According to the letter, those who decide not to settle may face a minimum $750 fine in court for each file that has been illegally shared, amounting to possible damages costing thousands of dollars. In October, Jammie Thomas of Duluth, Minn., the first offender to lose her case in court, was fined $220,000 for sharing music illegally over the p2p network, Kazaa.

A spokesperson from the RIAA told the Orient that offenders who opt to settle their cases in the preliminary stage generally face fines of about $3,000 to $5,000.

Bowdoin is one of 18 colleges nationwide to be affected by the RIAA's 12th wave of pre-litigation letters. The letters, which were served on January 9, were sent to the College with the request that it deliver them to the alleged offenders.

"The RIAA sends the letters to the College because they do not know the identity of the individual but they do have very specific information concerning date, time, IP [Internet Protocol] and port address of the supposed offender that makes it very easy to find them," said Dean of Student Affairs Tim Foster.

"The College is not a party to this action," Foster added. "Bowdoin has not been sued by the Recording Industry of America."

The move toward litigation to crackdown on the illegal sharing of music is a relatively new phenomenon, with the recording industry's first mass lawsuits filed in September 2003. Before then, the recording industry worked with colleges to prevent internet piracy instead of resorting to litigation.

"Normally, we'd receive a letter saying, 'Someone is doing something wrong, can you stop them?'" said Chief Information Officer Mitch Davis. When that would happen, Davis said he would meet with student groups to warn them against illegal downloading.

"I was surprised how few students really understood what they were doing was really that wrong," he said.

However, with the recording industry relying on a quickly growing number of lawsuits, such an informal deterrence policy no longer seems appropriate.

"The stakes have been raised," Davis said.

In addition to facing potential fines for copyright infringement, offenders at Bowdoin may also receive disciplinary action from the College for violating Internet policies laid out in the Student Handbook. Possible consequences include referral to the Judicial Board (J-Board) or the pressing of civil or criminal charges by the College.

According to an August 2007 RIAA press release, its deterrence programs are primarily aimed at students because a recent survey found that more than half of college students nationwide download music and movies illegally. However, of the 11 pre-litigation letters sent to Bowdoin, it is possible that some went to faculty or staff members as well as to students.

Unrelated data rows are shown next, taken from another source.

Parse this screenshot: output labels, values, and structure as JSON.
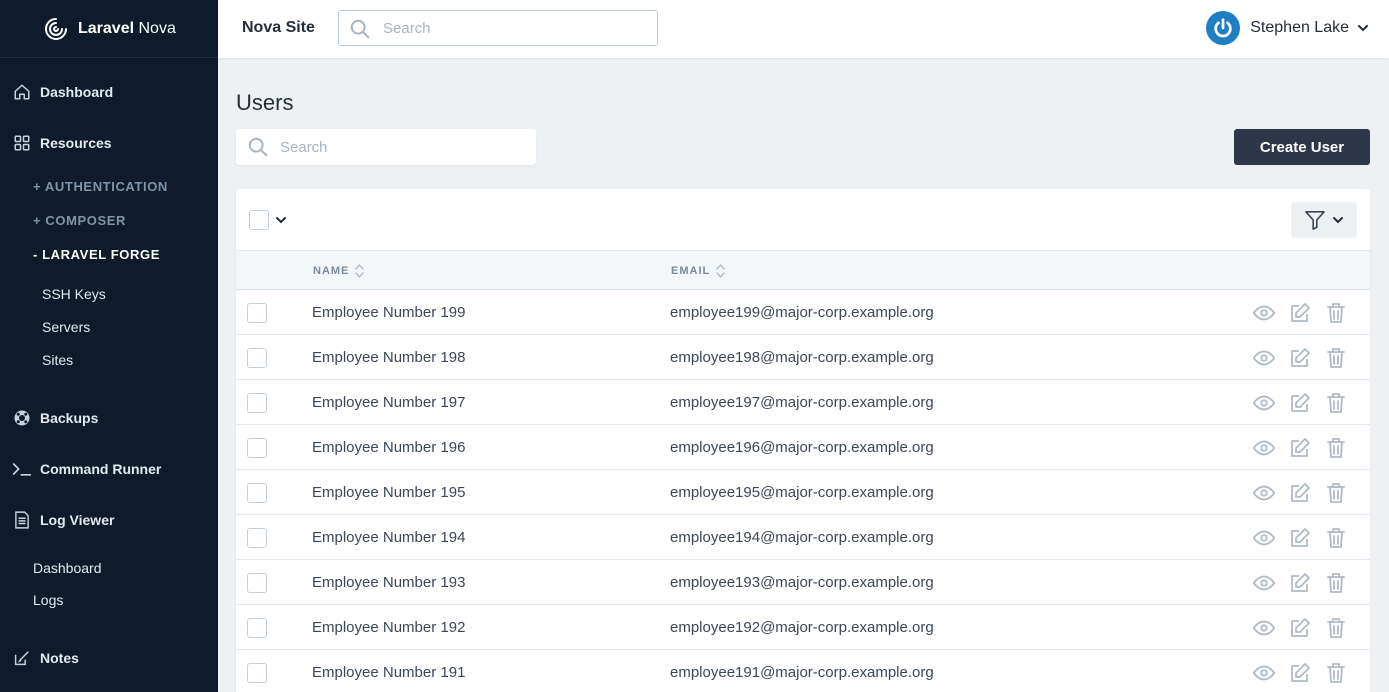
{
  "brand": {
    "name_bold": "Laravel",
    "name_rest": " Nova"
  },
  "sidebar": {
    "dashboard": "Dashboard",
    "resources": "Resources",
    "groups": [
      {
        "label": "+ AUTHENTICATION",
        "active": false
      },
      {
        "label": "+ COMPOSER",
        "active": false
      },
      {
        "label": "- LARAVEL FORGE",
        "active": true
      }
    ],
    "forge_items": [
      "SSH Keys",
      "Servers",
      "Sites"
    ],
    "backups": "Backups",
    "command_runner": "Command Runner",
    "log_viewer": "Log Viewer",
    "log_items": [
      "Dashboard",
      "Logs"
    ],
    "notes": "Notes"
  },
  "header": {
    "site_name": "Nova Site",
    "search_placeholder": "Search",
    "user_name": "Stephen Lake"
  },
  "main": {
    "title": "Users",
    "search_placeholder": "Search",
    "create_label": "Create User",
    "columns": {
      "name": "NAME",
      "email": "EMAIL"
    },
    "rows": [
      {
        "name": "Employee Number 199",
        "email": "employee199@major-corp.example.org"
      },
      {
        "name": "Employee Number 198",
        "email": "employee198@major-corp.example.org"
      },
      {
        "name": "Employee Number 197",
        "email": "employee197@major-corp.example.org"
      },
      {
        "name": "Employee Number 196",
        "email": "employee196@major-corp.example.org"
      },
      {
        "name": "Employee Number 195",
        "email": "employee195@major-corp.example.org"
      },
      {
        "name": "Employee Number 194",
        "email": "employee194@major-corp.example.org"
      },
      {
        "name": "Employee Number 193",
        "email": "employee193@major-corp.example.org"
      },
      {
        "name": "Employee Number 192",
        "email": "employee192@major-corp.example.org"
      },
      {
        "name": "Employee Number 191",
        "email": "employee191@major-corp.example.org"
      }
    ]
  },
  "icons": {
    "brand": "nova-logo-icon",
    "dashboard": "home-icon",
    "resources": "grid-icon",
    "backups": "lifebuoy-icon",
    "command_runner": "terminal-icon",
    "log_viewer": "document-icon",
    "notes": "edit-note-icon",
    "search": "search-icon",
    "filter": "filter-icon",
    "row_actions": [
      "eye-icon",
      "pencil-icon",
      "trash-icon"
    ]
  },
  "colors": {
    "sidebar_bg": "#0f1b2b",
    "primary_btn": "#2d3748",
    "avatar": "#1f7fc5",
    "page_bg": "#eef1f4"
  }
}
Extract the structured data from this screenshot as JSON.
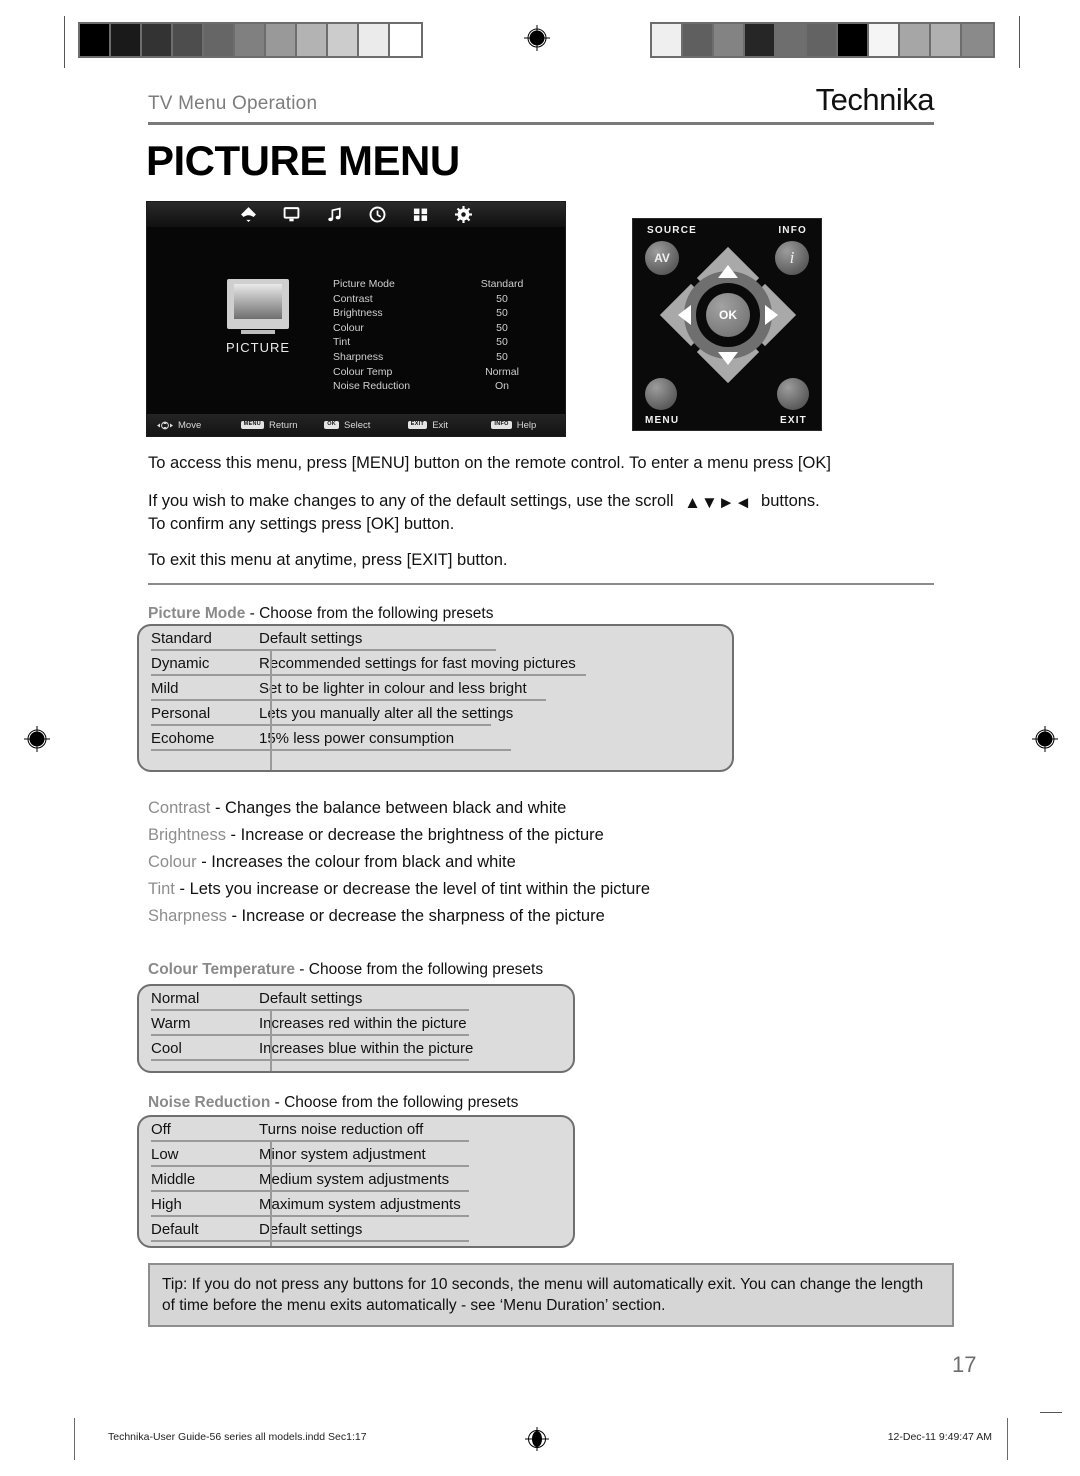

"We don't identify the people to protect their identity/privacy," Foster wrote in an e-mail.

A Bowdoin student who downloads music illegally but did not receive a pre-litigation letter agreed to comment on the issue anonymously.

"[These lawsuits] only make a very small dent, if that, at curbing illegal downloading of music," the student said. "Rather, they are scare tactics made to scare people like me away from doing it. It works at least for some time."

The student reportedly exercises precautions to keep from getting caught when downloading music illegally, such as downloading music from others but not sharing music in return.

"Call me selfish, but it's one of the easiest things you can do [to protect yourself]. Also, another very easy step to take is not to use a peer-to-peer program. If you use Limewire, Ares, or any other p2p program specifically designed for the sharing of files to download music illegally, you are basically inviting the recording industry to come find you," the student said.

Although some students continue to share files illegally without getting caught, Davis said that students should try to "stay away from doing this."

"Is the goal not to get caught, or to do what's right?" he said.